■ About this task: For this exercise, please find the lines in the entries that include the word "kind" and copy them.

[Dataset records]
+ + + +

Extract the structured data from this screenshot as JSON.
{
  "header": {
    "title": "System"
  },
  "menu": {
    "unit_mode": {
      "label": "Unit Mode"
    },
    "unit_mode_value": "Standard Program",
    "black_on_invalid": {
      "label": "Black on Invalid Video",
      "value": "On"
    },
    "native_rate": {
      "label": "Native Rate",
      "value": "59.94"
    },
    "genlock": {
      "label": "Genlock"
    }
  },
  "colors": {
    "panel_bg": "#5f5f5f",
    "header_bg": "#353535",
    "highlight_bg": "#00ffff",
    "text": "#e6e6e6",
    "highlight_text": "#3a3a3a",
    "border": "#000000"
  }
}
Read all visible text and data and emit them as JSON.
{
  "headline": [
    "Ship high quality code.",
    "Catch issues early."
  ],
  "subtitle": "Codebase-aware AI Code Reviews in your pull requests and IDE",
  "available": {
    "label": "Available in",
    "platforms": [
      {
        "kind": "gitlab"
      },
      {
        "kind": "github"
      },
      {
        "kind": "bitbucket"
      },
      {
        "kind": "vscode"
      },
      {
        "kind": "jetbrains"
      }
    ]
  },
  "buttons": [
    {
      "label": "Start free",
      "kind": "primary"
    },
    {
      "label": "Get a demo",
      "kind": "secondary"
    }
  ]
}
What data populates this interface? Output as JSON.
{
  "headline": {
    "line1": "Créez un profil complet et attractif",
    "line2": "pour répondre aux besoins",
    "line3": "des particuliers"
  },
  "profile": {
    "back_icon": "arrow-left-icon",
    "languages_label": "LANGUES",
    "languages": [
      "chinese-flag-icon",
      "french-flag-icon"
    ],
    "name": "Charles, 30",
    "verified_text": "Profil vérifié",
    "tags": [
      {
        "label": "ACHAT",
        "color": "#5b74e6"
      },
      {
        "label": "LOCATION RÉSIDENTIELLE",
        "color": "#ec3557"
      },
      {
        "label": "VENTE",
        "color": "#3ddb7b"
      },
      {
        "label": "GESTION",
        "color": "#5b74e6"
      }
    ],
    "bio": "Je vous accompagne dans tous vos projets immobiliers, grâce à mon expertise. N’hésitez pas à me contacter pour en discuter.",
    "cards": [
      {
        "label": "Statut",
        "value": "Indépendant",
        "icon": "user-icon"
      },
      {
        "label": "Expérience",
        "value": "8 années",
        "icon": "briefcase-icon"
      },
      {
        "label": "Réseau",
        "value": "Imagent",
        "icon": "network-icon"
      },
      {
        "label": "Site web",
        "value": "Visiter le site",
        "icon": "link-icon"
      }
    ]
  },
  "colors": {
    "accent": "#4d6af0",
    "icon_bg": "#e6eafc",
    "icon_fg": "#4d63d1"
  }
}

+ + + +

■ Completed task:
        "kind": "gitlab"
        "kind": "github"
        "kind": "bitbucket"
        "kind": "vscode"
        "kind": "jetbrains"
      "kind": "primary"
      "kind": "secondary"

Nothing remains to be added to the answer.